Pierce: I just finished this stage production of "La Bête" by David Hirson. It was written entirely in rhyming couplets, set in the 1600s, and for large chunks of the play my character doesn't say a lot. [It's] tough because in a way nothing's been charted for you specifically by the playwright in the same way it would be if you had lines. So there's so much trial and error in the rehearsal process. You can have moments where you discover that you don't really know what this moment is about and the greatest way to find out is to turn to the other actors. Your reaction with them, your interaction with them, will tell you more than anything you try to figure out on your own.

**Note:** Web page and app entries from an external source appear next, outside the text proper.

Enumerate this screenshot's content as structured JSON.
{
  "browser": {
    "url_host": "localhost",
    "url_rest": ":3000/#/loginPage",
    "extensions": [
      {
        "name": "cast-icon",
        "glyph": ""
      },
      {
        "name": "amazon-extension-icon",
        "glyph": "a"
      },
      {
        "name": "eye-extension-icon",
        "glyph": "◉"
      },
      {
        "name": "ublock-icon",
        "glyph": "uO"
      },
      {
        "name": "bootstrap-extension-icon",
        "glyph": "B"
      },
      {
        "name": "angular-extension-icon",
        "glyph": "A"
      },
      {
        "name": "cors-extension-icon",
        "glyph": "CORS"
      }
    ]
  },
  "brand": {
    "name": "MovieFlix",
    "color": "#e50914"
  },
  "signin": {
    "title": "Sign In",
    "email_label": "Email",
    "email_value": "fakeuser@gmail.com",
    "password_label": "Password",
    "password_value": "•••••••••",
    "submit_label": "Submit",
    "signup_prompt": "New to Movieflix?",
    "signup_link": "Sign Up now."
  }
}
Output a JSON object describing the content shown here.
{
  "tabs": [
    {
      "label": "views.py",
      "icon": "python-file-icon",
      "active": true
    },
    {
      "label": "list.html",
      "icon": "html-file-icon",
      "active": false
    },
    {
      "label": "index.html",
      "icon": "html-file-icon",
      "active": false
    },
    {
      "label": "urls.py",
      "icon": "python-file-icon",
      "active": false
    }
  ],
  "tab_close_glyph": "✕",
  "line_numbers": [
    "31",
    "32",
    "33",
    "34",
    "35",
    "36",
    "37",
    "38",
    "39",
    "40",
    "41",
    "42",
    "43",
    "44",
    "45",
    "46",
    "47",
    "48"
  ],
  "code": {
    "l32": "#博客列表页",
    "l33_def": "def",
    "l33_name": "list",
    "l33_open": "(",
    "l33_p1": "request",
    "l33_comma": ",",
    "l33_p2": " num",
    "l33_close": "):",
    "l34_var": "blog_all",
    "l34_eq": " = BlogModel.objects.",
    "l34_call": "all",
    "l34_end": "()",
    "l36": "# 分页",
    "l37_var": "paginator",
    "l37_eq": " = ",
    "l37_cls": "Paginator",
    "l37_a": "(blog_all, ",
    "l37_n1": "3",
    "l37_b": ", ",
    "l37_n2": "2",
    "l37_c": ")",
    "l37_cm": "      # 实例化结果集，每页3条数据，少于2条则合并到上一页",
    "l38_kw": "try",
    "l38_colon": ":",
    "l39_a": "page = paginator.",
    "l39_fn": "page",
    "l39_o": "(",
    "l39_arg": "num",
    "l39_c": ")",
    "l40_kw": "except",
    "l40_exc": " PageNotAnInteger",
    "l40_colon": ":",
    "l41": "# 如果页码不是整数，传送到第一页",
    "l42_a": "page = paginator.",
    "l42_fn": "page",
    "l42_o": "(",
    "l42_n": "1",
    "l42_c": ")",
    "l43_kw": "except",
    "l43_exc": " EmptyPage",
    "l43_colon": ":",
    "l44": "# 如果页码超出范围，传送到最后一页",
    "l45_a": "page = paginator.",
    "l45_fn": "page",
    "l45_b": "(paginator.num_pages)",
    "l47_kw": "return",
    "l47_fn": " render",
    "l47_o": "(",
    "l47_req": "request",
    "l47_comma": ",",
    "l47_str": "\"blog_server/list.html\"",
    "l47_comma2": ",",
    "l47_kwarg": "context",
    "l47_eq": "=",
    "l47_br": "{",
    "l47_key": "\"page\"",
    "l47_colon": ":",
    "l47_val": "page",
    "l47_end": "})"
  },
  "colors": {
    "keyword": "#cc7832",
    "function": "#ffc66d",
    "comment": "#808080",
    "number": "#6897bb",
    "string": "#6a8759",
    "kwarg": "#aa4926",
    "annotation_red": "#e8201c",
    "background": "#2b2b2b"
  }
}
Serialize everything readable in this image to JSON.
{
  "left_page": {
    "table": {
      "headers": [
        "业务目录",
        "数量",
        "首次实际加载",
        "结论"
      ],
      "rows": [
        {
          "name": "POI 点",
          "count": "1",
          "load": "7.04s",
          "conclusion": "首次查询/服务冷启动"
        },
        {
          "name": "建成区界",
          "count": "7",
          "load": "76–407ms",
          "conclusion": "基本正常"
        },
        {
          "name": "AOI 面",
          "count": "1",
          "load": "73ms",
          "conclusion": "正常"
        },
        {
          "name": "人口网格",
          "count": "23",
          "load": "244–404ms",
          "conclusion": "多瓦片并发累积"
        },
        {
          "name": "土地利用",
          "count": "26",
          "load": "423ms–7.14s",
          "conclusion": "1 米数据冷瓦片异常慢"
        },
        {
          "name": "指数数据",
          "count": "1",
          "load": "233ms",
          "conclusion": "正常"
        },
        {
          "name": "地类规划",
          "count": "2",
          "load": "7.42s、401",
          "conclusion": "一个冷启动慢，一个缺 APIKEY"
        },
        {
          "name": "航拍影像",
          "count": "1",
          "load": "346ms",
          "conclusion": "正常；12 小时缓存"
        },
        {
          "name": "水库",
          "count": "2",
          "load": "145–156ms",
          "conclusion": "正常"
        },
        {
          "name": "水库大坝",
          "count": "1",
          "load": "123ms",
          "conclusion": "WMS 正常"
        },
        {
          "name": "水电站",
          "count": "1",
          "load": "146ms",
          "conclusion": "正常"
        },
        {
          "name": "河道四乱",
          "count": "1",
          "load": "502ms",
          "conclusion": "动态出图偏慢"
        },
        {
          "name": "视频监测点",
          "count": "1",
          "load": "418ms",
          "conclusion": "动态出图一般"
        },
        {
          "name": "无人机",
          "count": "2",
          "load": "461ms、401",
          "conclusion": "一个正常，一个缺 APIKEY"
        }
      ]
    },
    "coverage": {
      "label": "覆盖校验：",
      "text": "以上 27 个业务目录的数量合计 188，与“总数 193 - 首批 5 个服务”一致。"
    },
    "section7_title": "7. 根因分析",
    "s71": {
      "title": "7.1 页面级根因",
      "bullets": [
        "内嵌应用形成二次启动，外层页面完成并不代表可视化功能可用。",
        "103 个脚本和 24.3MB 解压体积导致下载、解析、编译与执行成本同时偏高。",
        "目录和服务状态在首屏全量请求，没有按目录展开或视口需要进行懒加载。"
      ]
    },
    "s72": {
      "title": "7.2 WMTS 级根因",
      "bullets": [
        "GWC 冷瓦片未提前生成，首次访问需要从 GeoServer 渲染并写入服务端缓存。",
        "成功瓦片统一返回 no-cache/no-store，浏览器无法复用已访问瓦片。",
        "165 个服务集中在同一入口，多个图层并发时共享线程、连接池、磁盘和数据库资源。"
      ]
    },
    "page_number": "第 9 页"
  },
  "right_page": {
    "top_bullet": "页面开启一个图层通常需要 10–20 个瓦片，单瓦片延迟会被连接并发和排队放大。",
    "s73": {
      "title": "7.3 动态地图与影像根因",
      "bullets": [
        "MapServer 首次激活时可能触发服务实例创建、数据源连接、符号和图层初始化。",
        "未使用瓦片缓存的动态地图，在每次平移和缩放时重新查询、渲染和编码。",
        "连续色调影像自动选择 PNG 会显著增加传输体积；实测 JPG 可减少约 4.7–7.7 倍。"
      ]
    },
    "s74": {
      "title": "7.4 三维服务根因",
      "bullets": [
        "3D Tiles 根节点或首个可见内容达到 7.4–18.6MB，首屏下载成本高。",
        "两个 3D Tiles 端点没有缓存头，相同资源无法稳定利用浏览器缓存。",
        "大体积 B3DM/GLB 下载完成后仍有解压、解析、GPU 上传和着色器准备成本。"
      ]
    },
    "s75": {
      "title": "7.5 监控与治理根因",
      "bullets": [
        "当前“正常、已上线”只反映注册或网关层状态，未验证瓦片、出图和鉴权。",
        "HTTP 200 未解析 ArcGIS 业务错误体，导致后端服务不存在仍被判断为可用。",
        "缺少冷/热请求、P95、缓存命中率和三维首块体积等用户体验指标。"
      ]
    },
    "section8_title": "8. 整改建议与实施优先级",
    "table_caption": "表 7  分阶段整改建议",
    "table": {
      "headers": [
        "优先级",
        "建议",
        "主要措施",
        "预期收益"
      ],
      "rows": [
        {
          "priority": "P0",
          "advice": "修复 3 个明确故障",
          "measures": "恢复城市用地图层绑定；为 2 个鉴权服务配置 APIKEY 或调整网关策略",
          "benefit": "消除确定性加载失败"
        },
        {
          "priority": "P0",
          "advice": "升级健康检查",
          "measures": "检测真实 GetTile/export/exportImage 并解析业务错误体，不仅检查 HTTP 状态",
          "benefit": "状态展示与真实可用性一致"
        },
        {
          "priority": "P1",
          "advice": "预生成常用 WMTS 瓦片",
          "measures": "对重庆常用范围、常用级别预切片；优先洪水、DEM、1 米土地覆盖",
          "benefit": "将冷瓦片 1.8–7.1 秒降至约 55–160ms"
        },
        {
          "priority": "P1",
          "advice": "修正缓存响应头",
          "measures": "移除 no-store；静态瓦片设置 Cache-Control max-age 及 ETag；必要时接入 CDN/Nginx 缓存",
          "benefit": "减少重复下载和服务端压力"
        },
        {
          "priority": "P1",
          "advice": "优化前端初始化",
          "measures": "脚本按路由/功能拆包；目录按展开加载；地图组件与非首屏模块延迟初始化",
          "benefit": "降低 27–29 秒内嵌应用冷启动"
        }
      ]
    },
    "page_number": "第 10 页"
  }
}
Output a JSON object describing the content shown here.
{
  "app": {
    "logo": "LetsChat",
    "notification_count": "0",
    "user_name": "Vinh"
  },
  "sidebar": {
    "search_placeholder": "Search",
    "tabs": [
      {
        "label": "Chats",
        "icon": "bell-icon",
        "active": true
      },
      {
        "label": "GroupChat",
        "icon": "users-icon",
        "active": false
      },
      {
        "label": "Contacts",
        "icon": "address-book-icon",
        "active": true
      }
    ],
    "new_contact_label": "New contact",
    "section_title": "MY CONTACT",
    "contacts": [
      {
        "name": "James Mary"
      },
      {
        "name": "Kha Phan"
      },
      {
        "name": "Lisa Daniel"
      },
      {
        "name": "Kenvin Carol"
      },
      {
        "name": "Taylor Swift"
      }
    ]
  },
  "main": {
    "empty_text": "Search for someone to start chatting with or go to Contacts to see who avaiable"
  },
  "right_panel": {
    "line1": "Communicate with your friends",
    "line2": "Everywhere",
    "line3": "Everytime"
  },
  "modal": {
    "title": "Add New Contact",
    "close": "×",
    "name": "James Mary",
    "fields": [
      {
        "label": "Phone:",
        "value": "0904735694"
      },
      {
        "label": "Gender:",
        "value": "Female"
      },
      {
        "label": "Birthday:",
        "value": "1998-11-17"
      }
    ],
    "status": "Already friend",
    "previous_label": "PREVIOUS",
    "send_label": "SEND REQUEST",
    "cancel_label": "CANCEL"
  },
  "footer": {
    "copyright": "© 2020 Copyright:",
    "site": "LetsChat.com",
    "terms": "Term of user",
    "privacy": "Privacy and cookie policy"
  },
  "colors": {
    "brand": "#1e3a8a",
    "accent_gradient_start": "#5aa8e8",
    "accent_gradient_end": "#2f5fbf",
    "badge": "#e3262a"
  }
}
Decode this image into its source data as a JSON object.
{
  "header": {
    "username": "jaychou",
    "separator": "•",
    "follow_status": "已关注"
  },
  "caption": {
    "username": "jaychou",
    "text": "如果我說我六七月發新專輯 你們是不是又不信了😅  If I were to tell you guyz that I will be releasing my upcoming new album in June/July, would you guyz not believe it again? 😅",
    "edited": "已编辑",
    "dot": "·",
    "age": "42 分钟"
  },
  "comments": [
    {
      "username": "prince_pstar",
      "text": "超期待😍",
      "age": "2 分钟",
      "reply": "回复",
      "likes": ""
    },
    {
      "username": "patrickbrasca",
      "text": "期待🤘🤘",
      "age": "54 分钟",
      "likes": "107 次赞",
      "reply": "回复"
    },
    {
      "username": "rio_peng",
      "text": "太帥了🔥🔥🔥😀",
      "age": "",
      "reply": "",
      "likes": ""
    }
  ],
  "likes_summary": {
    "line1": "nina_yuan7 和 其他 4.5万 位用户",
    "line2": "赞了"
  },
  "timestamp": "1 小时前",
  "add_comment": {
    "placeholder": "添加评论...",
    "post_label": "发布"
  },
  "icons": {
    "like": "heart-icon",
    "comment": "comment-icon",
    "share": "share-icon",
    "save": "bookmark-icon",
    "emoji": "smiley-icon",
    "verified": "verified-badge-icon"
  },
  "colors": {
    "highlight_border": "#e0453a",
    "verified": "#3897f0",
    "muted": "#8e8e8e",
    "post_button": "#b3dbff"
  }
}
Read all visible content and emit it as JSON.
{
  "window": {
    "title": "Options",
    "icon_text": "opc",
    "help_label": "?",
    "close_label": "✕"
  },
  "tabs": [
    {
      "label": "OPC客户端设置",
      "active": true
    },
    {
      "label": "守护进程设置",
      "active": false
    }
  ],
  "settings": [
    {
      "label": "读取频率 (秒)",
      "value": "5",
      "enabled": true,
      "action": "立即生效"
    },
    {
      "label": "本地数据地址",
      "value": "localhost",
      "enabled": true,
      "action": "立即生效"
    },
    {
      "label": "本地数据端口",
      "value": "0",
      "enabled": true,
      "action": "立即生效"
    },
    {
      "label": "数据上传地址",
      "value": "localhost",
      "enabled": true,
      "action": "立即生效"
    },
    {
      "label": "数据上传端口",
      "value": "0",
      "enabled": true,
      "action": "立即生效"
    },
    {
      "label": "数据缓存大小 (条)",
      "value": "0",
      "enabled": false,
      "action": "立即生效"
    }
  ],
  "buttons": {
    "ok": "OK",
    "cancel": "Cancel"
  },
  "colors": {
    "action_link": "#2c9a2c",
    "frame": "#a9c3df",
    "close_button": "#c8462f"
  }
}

Back Stage: You're making your directorial debut in the fall () with the Tyne Daly starrer "It Shoulda Been You." What made you decide to try directing?
Pierce: People for years have said to me they thought I should direct. And I have never wanted to. I've always wanted to be onstage. And then this show, "It Shoulda Been You," came along. [It's] something that would attract me as an actor. I just finished "La Bête" and it was in every way different from anything I'd ever done before. So plays that were offered to me after that could be perfectly fine, but nothing came close to what that experience was and so I thought it was time to try a different direction. And at the exact time this piece came along in need of a director.
Back Stage: When you're directing, do you look at the show from a different perspective than as an actor?
Pierce: I think the reason people always said, "Oh, you should direct" is that as an actor, I tend to be someone who is very aware of the whole picture and how my character and the other characters fit into the storytelling. Now that I'm actually directing, I find that I look at theater completely differently. Kathleen Marshall, who directed the revival of "Anything Goes," and Rob Ashford, who directed the revival of "How to Succeed in Business," let me sit in on technical rehearsals for their shows as they were mounting them. I have been through many, many, many technical rehearsals in my life, but never sitting out front in the position of having to make them happen—looking at things like lighting and set design, meeting with the designers and all that. It's stuff that I've been aware of and appreciated as an actor, but not as the guy who's going to shape the whole event.
Back Stage: Sounds like it's going to be an exciting experience for you.
Pierce: It's already exciting. Yesterday we had some callbacks and all of us in the room agreed that two actors who had just auditioned were it. Usually we think about it, or we let the casting director call, [but] our producer said, "Well, it's awfully nice if you can tell them." I went out and stopped them before they left and told them that the parts were theirs if they wanted them. It was very emotional. I guess it was because it was the moment when I was absolutely poised between being an actor and being a director. The first time I'd ever offered a part to someone in that situation and I know what it feels like to audition and I know what it feels like to be offered a part. It was an experience I won't forget.
Back Stage: Do you have any advice you would give to actors starting out?
Pierce: Do it because you love it. Only a real deep love of being an actor will sustain you through not working. I know I was happy being an actor, calling myself an actor even in the years when I never had a job. I loved the world that much and the longer I've stayed in it, the more I love it. So do it because you love it and be open to wherever it takes you. For people that are pursuing acting, if you end up having a career in it it's a wonderful blessing. But even if you don't, it's not time wasted.